Editor’s note: Because of the current controversy surrounding Planned Parenthood and the harvesting and selling of body parts from aborted babies, we take you back into our archives for the following article written by Lynn Vincent on how the Clinton administration’s lifting of the ban on fetal-tissue research in 1993 led to a growing business of trafficking aborted human remains.
As Monday morning sunshine spills across the high plains of Aurora, Colo., and a new workweek begins, fresh career challenges await Ying Bei Wang. On Monday, for example, she might scalpel her way through the brain stem of an aborted 24-week pre-born child, pluck the brain from the baby’s peach-sized head with forceps, and plop it into wet ice for later shipment. On Tuesday, she might carefully slice away the delicate tissue that secures a dead child’s eyes in its skull, and extract them whole. Ying knows her employer’s clients prefer the eyes of dead babies to be whole. One once requested to receive four to 10 per day.
The probe unearthed grim, hard-copy evidence of the cross-country flow of baby body parts, including detailed dissection orders, a brochure touting “the freshest tissue available,” and price lists for whole babies and parts.

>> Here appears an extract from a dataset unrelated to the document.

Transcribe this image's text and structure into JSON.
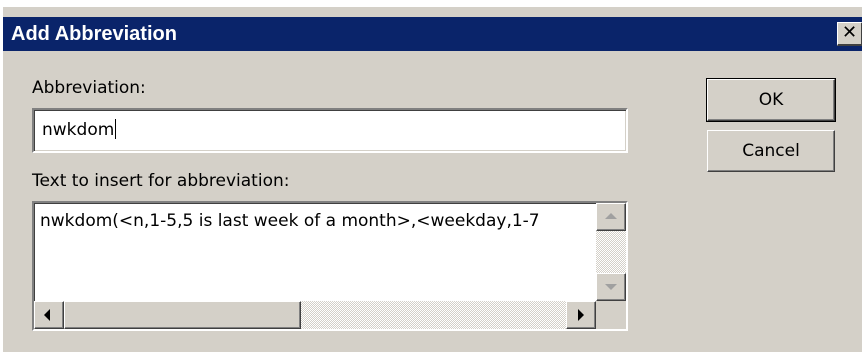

One 1999 price list from a company called Opening Lines reads like a cannibal’s wish list: Skin $100. Limbs (at least two) $150. Spinal cord $325. Brain $999 (30 percent discount if significantly fragmented).